Wondering how to make Christmas less commercial this year? Join the multitude of folks who enjoy celebrating Christmas either as a religious feast or a civil holiday but agree that the commercialism is out of control. Whether you are a practicing Christian who dislikes all the distraction that commercialism introduces into your religious celebration or you are not especially religious but just don’t like the “in your face” buying and selling that takes center stage at Christmas,you can make Christmas less commercial this year. Try a few of these suggestions for taking the stuff out of Christmas and share how to make Christmas less commercial with neighbors and friends. It’s one thing many people can agree on.
If you are really serious about reducing commercialism in Christmas this year you might want to begin by taking these two steps:
First, rethink and estimate how much time and money you spent last year on Christmas. Include gifts, cards, wrapping paper, and the time spent on purchasing and preparing the stuff you purchased. Try to come up with some type or ball park figure to give you a place from which to start your alteration of Christmas in the coming year.
Second, with your family review what Christmas should means, what you would like it to mean this year. Make sure everyone understands that you are not opting to take the fun or the enjoyment out of Christmas, you are just trying to approach it differently..
With these ideas in mind you can advance to a solution for how to make Christmas less commercial this year that fits your family and its values.
If your family discussion reveals that you want a spiritual center to your Christmas, then its time to refocus your pre-Christmas activities. This doesn’t mean that you have to give up presents or Santa or a wonderful Christmas Tree. It does mean centering your attention, your care and your time on something, which for you is much more important: celebrating the birth of Jesus.
A good approach is to take out your family calendar and lock in time throughout the post Thanksgiving season to shop, send cards and decorate. But here’s the catch – don’t fill every available space with those kinds of activities. It’s too easy at Christmas time to just keep shopping and buying until you either run out of money or time or both. Have a plan. Determine to spend a certain, limited number of hours to do a few Christmas essentials. You can help to keep yourself on that schedule if you fill the rest of the time with what you consider to be the true meaning of Christmas.

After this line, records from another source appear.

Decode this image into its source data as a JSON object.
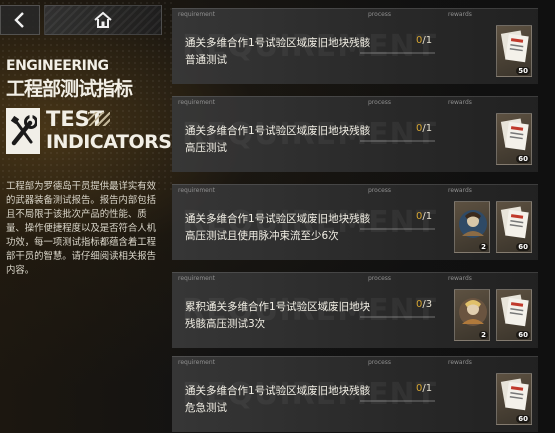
{
  "nav": {
    "back_icon": "chevron-left-icon",
    "home_icon": "home-icon"
  },
  "panel": {
    "title_en": "ENGINEERING",
    "title_cn": "工程部测试指标",
    "badge_line1": "TEST",
    "badge_line2": "INDICATORS",
    "badge_icon": "wrench-screwdriver-icon",
    "description": "工程部为罗德岛干员提供最详实有效的武器装备测试报告。报告内部包括且不局限于该批次产品的性能、质量、操作便捷程度以及是否符合人机功效，每一项测试指标都蕴含着工程部干员的智慧。请仔细阅读相关报告内容。"
  },
  "columns": {
    "requirement": "requirement",
    "process": "process",
    "rewards": "rewards",
    "watermark": "REQUIREMENT"
  },
  "tasks": [
    {
      "text": "通关多维合作1号试验区域废旧地块残骸普通测试",
      "current": "0",
      "total": "/1",
      "progress_fraction": 0,
      "rewards": [
        {
          "icon": "report-document-icon",
          "count": "50"
        }
      ]
    },
    {
      "text": "通关多维合作1号试验区域废旧地块残骸高压测试",
      "current": "0",
      "total": "/1",
      "progress_fraction": 0,
      "rewards": [
        {
          "icon": "report-document-icon",
          "count": "60"
        }
      ]
    },
    {
      "text": "通关多维合作1号试验区域废旧地块残骸高压测试且使用脉冲束流至少6次",
      "current": "0",
      "total": "/1",
      "progress_fraction": 0,
      "rewards": [
        {
          "icon": "operator-avatar-icon",
          "count": "2"
        },
        {
          "icon": "report-document-icon",
          "count": "60"
        }
      ]
    },
    {
      "text": "累积通关多维合作1号试验区域废旧地块残骸高压测试3次",
      "current": "0",
      "total": "/3",
      "progress_fraction": 0,
      "rewards": [
        {
          "icon": "operator-avatar-icon",
          "count": "2"
        },
        {
          "icon": "report-document-icon",
          "count": "60"
        }
      ]
    },
    {
      "text": "通关多维合作1号试验区域废旧地块残骸危急测试",
      "current": "0",
      "total": "/1",
      "progress_fraction": 0,
      "rewards": [
        {
          "icon": "report-document-icon",
          "count": "60"
        }
      ]
    }
  ],
  "colors": {
    "accent": "#d6a530",
    "card": "#333333",
    "text": "#f3f0e6"
  }
}
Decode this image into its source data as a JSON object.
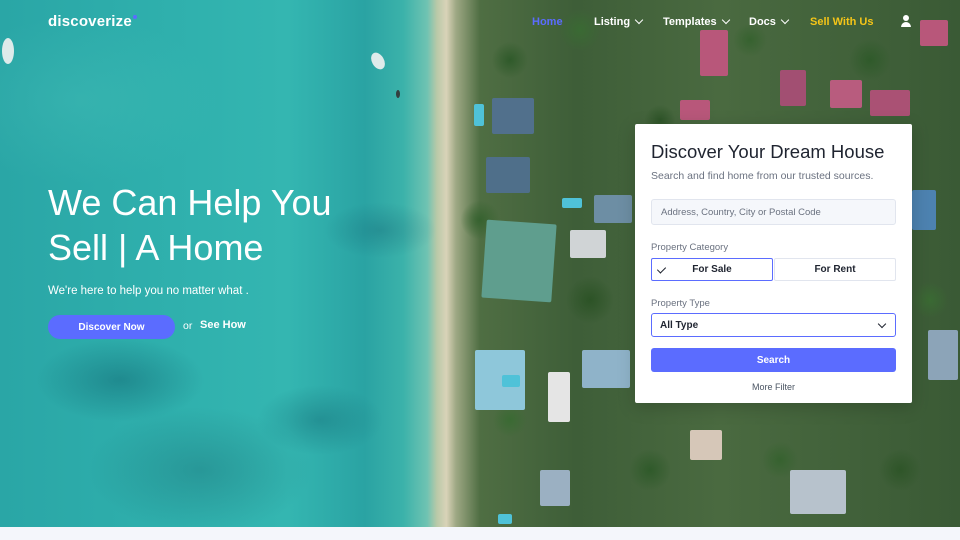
{
  "brand": {
    "name": "discoverize",
    "accent": "#5b6cff",
    "highlight": "#f5c518"
  },
  "nav": {
    "home": "Home",
    "listing": "Listing",
    "templates": "Templates",
    "docs": "Docs",
    "sell": "Sell With Us",
    "user_icon": "user-icon"
  },
  "hero": {
    "title_line1": "We Can Help You",
    "title_line2": "Sell | A Home",
    "subtitle": "We're here to help you no matter what .",
    "cta_primary": "Discover Now",
    "or": "or",
    "cta_secondary": "See How"
  },
  "search_card": {
    "title": "Discover Your Dream House",
    "subtitle": "Search and find home from our trusted sources.",
    "address_placeholder": "Address, Country, City or Postal Code",
    "category_label": "Property Category",
    "for_sale": "For Sale",
    "for_rent": "For Rent",
    "selected_category": "For Sale",
    "type_label": "Property Type",
    "type_value": "All Type",
    "search_button": "Search",
    "more_filter": "More Filter"
  }
}
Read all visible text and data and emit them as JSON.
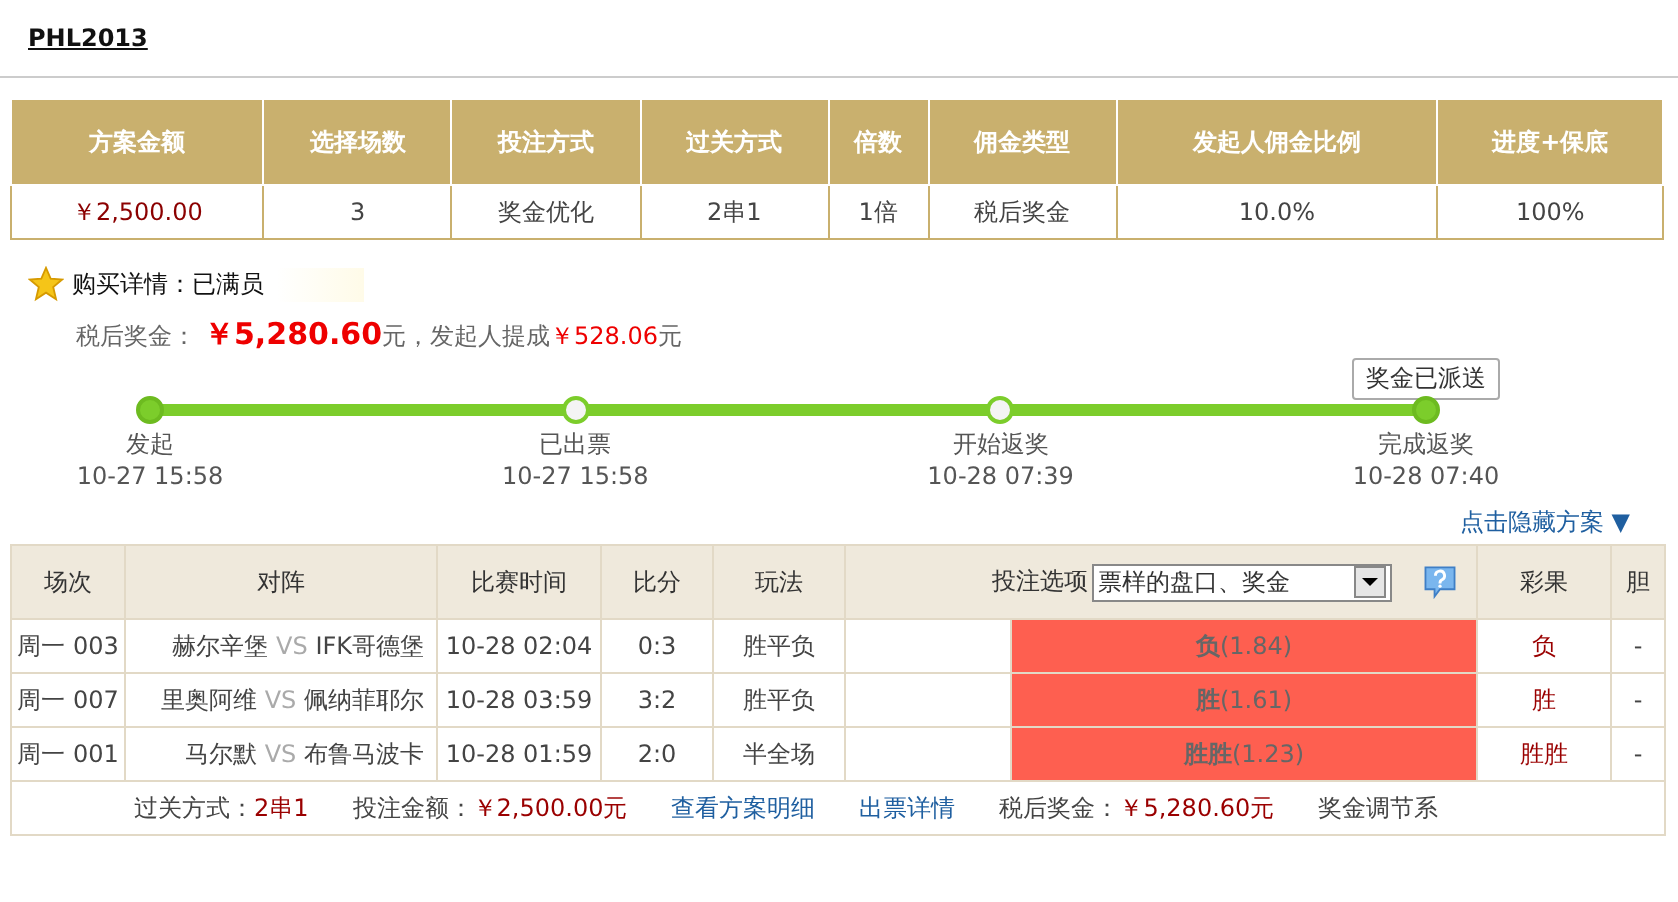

For example take your family to a Christmas concert or play. It needn’t be a event with a huge ticket price. Discover the wonderful world of college concerts. They are far less expensive, you can sit close to the action, you can chose from among the offerings of those nearby and match them to your own personal tastes. The extra throw in, is that you will spend some time on a college campus with your kids. Not only might it put college in their brains but it is usually a place filled with a joyous feeling around the holidays.
Lock in time to go to church services at your own church but visit churches in neighboring communities and enjoy the special Christmas events they have to offer. Using the Internet makes it easy to check out events scheduled in churches near you. Christmas plays, concerts and worship services will fill you with the meaning of the season, cost you next to nothing and immerse you in a spiritual environment quite unlike the one you will find at the nearest mall.
If your family discussion shows that you see Christmas as more of a civil holiday, then you can proceed as above in terms of limiting time for shopping, decorating and the like. Fill your time instead according to your family values. Chose spiritual activities that match your values but then lock in lots of time to do other family centered activities.
For example start a few holiday traditions, things you have never done before and use them to replace last years hours of shopping and buying. Put on your calendar time to share on an old fashioned sleigh ride, go ice skating together as a family, hold your own snow sculpting event or snow ball battle. It might sound corny but kids at many ages love the relaxation that comes from dimming the lights, spreading out blankets on the floor and listening to a family member read from a Christmas book. Try old favorites like Dickens’ Christmas Carol or O. Henry’s Gift of the Magi or look to the special interests and age level of your kids to come up with other choices.
Instead of buying so many gifts, give the gift of time to one another. Bake those cookies, build that gingerbread house, sing some Christmas music together, decorate with home fashioned decorations, invite friends in for simple snacks, share memories from the year gone by, put some time into improving Christmas for the less fortunate who are all around you. Recapture the meaning of Christmas for yourself and your family
It’s not impossible to do just plan to fill your time with things worthy of you and your kids. Christmas doesn’t have to be a circus which leaves you exhausted, frustrated and never quite satisfied. This year doesn’t have to be like all the others. Build your best Christmas by reducing your gift buying time to a bare minimum and then using the freed up time and money to enjoy being a family.